University of Surrey

Test tubes in the lab Research in the ATI Dance Research

Investigations of Ligand Interactions With Nuclear Receptors and Implications For Human Health.

Jacobs, Miriam Naomi. (2003) Investigations of Ligand Interactions With Nuclear Receptors and Implications For Human Health. Doctoral thesis, University of Surrey (United Kingdom)..

Available under License Creative Commons Attribution Non-commercial Share Alike.

Download (14MB) | Preview

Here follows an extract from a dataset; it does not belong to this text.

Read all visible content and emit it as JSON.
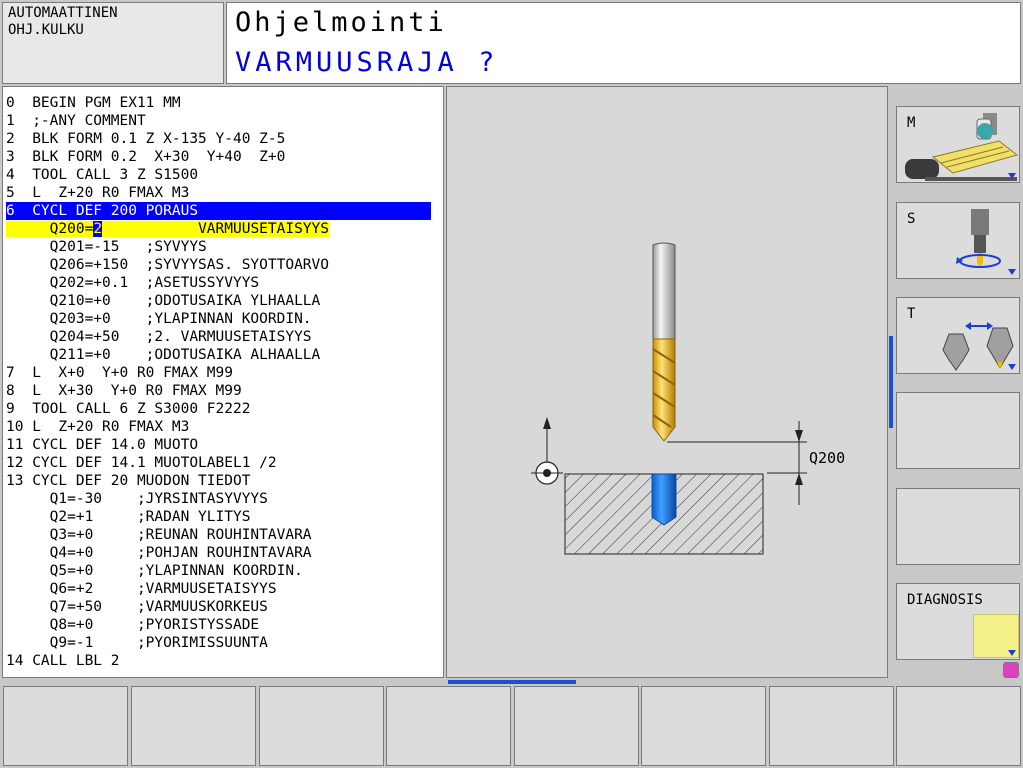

This course of research examines ligand interactions with nuclear receptors and cross-talk between receptors and implications for human health by using a number of different scientific research tools. These include in silico molecular modelling using nuclear receptor crystal structures; in vitro assays and multivariate analytical techniques to derive robust models of receptor activation. The selection of ligands were based both on literature reviews, which constitutes Chapter 1, (Jacobs and Lewis, 2002) and Chapter 2, an environmental pollutant case study of contaminants in the aquaculture food chain and dietary oil studies (Jacobs et al., 2002a; 2002b). The data from these studies informed likely relative dietary exposure of individual environmental contaminant congeners of European consumers of oily fish and oils (Jacobs et al., 2002a; 2002b; Jacobs et al., 2002c; Jacobs, 2002; Jacobs, 2003). While they were conducted in addition to the molecular work, as they contained information pertinent to my PhD project, and the studies were conducted at similar times, they have been included here as a legitimate and informative avenue of study. However they were not funded by my PhD funding through the BBSRC and GSK, University of Surrey facilities were not used, and they were conducted independently, in my own time, outside the time allocated for my PhD work. For support and collaboration with these studies I am extremely grateful to Joe Ferrario of the US Environmental Protection Agency, and Adrian Covaci, of the University of Antwerp, Belgium. Chapter 3 presents the receptor models built and the relevant crystal structures used for the ERB, AhR, PXR, CAR, and PPAR models (Jacobs et al., 2003a). These models or the crystal structure if available later, are shown with ligands of interest docked in the ligand binding domains of the relevant receptors. Differences in the ligand binding domains and modes of binding were observed. These studies provided an additional basis for selection of experimental compounds to test in an in vitro nuclear receptor assay described in Chapter 4, and supported the receptor based Quantitative Structure Activity Relationships (QSARs) described in Chapter 5. Chapter 4 describes how the biological data was generated experimentally utilising the in house GSK PXR transient transfection assay at the GSK site in Ware, UK. Additional biologically relevant data for PXR and ERa and AhR was obtained from GSK in house data sets, the literature and unpublished data was also kindly provided by Guosheng Chen from the University of Guelph, Canada (Jacobs et al. 2003b). These data sets were utilised to generate the QSARs presented in Chapter 5. The QSARs presented were supported by further exploration of the modes of ligand binding in the crystal structures and/or homology models of the SHRs under study. Chapter 6 discusses the applications of the studies documented in the preceding chapters and future avenues of related research with particular reference to the implications of the studies presented here for human health. Endocrine systems need to be allowed to maintain their equilibrium. Perturbing the endocrine system can result in ill health, reduced quality of life, and loss of self.

Item Type: Thesis (Doctoral)
Divisions : Theses
Authors : Jacobs, Miriam Naomi.
Date : 2003
Additional Information : Thesis (Ph.D.)--University of Surrey (United Kingdom), 2003.
Depositing User : EPrints Services
Date Deposited : 06 May 2020 11:56
Last Modified : 06 May 2020 11:59

Actions (login required)

View Item View Item


Downloads per month over past year

Information about this web site

© The University of Surrey, Guildford, Surrey, GU2 7XH, United Kingdom.
+44 (0)1483 300800